▸ Task requirements: From the first line to the last, copy the data below word for word.

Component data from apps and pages
◆ ◆ ◆
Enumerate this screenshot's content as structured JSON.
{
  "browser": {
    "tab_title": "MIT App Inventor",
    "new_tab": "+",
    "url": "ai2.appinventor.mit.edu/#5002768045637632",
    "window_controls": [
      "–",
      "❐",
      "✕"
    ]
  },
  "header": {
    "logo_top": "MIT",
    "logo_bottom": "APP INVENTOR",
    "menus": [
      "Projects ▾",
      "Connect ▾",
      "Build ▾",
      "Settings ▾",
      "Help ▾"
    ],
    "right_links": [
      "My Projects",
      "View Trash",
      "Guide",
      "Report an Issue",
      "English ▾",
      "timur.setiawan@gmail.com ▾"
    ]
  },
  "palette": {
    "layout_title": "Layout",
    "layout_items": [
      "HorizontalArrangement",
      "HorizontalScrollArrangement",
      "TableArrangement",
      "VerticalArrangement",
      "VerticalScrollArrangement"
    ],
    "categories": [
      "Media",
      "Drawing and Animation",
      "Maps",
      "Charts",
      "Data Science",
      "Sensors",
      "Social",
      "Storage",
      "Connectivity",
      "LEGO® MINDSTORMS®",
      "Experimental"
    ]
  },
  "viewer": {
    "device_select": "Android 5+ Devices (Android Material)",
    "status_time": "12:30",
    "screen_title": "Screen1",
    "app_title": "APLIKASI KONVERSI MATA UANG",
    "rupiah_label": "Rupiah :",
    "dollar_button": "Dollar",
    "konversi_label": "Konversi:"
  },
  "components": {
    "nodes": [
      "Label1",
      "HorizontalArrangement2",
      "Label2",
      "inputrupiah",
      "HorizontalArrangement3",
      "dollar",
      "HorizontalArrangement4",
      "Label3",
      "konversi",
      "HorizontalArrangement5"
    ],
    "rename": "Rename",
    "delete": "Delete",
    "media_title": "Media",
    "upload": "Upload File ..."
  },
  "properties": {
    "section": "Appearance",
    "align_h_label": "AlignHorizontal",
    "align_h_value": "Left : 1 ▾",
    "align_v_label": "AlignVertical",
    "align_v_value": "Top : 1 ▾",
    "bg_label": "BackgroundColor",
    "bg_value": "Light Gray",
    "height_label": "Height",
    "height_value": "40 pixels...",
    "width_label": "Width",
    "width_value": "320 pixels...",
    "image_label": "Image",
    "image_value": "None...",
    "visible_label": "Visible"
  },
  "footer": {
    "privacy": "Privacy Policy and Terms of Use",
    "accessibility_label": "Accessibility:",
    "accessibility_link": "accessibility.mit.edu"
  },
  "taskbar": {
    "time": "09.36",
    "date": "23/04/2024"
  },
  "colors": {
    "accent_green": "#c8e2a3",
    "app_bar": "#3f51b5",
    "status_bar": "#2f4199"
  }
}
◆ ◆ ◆
▸ Your response:
Enumerate this screenshot's content as structured JSON.
{
  "browser": {
    "tab_title": "MIT App Inventor",
    "new_tab": "+",
    "url": "ai2.appinventor.mit.edu/#5002768045637632",
    "window_controls": [
      "–",
      "❐",
      "✕"
    ]
  },
  "header": {
    "logo_top": "MIT",
    "logo_bottom": "APP INVENTOR",
    "menus": [
      "Projects ▾",
      "Connect ▾",
      "Build ▾",
      "Settings ▾",
      "Help ▾"
    ],
    "right_links": [
      "My Projects",
      "View Trash",
      "Guide",
      "Report an Issue",
      "English ▾",
      "timur.setiawan@gmail.com ▾"
    ]
  },
  "palette": {
    "layout_title": "Layout",
    "layout_items": [
      "HorizontalArrangement",
      "HorizontalScrollArrangement",
      "TableArrangement",
      "VerticalArrangement",
      "VerticalScrollArrangement"
    ],
    "categories": [
      "Media",
      "Drawing and Animation",
      "Maps",
      "Charts",
      "Data Science",
      "Sensors",
      "Social",
      "Storage",
      "Connectivity",
      "LEGO® MINDSTORMS®",
      "Experimental"
    ]
  },
  "viewer": {
    "device_select": "Android 5+ Devices (Android Material)",
    "status_time": "12:30",
    "screen_title": "Screen1",
    "app_title": "APLIKASI KONVERSI MATA UANG",
    "rupiah_label": "Rupiah :",
    "dollar_button": "Dollar",
    "konversi_label": "Konversi:"
  },
  "components": {
    "nodes": [
      "Label1",
      "HorizontalArrangement2",
      "Label2",
      "inputrupiah",
      "HorizontalArrangement3",
      "dollar",
      "HorizontalArrangement4",
      "Label3",
      "konversi",
      "HorizontalArrangement5"
    ],
    "rename": "Rename",
    "delete": "Delete",
    "media_title": "Media",
    "upload": "Upload File ..."
  },
  "properties": {
    "section": "Appearance",
    "align_h_label": "AlignHorizontal",
    "align_h_value": "Left : 1 ▾",
    "align_v_label": "AlignVertical",
    "align_v_value": "Top : 1 ▾",
    "bg_label": "BackgroundColor",
    "bg_value": "Light Gray",
    "height_label": "Height",
    "height_value": "40 pixels...",
    "width_label": "Width",
    "width_value": "320 pixels...",
    "image_label": "Image",
    "image_value": "None...",
    "visible_label": "Visible"
  },
  "footer": {
    "privacy": "Privacy Policy and Terms of Use",
    "accessibility_label": "Accessibility:",
    "accessibility_link": "accessibility.mit.edu"
  },
  "taskbar": {
    "time": "09.36",
    "date": "23/04/2024"
  },
  "colors": {
    "accent_green": "#c8e2a3",
    "app_bar": "#3f51b5",
    "status_bar": "#2f4199"
  }
}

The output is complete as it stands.